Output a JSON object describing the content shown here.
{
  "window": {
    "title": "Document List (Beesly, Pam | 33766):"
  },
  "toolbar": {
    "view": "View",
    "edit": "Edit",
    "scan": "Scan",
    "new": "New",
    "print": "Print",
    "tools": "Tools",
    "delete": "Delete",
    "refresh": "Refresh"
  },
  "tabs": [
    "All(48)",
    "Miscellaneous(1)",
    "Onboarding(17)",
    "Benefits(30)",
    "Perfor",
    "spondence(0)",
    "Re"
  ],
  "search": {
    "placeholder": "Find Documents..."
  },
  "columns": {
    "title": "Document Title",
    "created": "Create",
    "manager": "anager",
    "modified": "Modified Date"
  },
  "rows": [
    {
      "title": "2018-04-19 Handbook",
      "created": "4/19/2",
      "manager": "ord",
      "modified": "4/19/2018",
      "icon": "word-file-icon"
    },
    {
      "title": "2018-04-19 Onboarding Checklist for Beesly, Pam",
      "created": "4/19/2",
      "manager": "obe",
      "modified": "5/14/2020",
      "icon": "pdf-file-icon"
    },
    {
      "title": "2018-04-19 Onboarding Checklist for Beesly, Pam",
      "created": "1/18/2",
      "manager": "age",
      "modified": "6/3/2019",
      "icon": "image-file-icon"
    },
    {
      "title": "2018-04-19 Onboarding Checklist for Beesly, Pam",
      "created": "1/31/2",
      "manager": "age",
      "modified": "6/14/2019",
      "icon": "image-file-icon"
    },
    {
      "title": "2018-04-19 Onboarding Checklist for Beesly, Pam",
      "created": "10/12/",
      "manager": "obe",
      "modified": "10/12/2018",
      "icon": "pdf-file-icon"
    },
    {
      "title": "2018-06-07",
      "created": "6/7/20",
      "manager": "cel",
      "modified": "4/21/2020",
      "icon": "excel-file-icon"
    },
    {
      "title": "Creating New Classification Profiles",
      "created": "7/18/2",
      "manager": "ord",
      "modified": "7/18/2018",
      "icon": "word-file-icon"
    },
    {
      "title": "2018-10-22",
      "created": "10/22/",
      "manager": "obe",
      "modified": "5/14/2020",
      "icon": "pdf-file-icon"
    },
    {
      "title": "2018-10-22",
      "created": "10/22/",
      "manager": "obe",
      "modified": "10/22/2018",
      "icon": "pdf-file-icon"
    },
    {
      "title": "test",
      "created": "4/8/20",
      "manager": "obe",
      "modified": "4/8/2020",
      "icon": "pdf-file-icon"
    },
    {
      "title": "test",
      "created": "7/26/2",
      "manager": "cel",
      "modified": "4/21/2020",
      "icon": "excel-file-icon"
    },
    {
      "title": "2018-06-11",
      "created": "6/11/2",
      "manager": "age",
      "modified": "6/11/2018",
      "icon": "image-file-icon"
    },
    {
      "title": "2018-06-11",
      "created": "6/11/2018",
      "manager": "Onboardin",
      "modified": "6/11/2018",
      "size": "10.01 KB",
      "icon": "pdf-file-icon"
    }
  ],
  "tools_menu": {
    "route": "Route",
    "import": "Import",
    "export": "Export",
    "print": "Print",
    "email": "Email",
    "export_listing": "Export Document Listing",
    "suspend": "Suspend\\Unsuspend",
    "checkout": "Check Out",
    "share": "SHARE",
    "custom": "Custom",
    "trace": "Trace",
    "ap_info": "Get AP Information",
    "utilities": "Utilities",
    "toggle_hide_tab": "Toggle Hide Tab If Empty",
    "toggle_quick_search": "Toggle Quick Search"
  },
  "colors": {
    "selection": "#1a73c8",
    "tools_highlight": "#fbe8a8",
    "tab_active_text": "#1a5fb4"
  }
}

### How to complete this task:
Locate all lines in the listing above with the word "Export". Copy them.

### Solution to this exercise:
    "export": "Export",
    "export_listing": "Export Document Listing",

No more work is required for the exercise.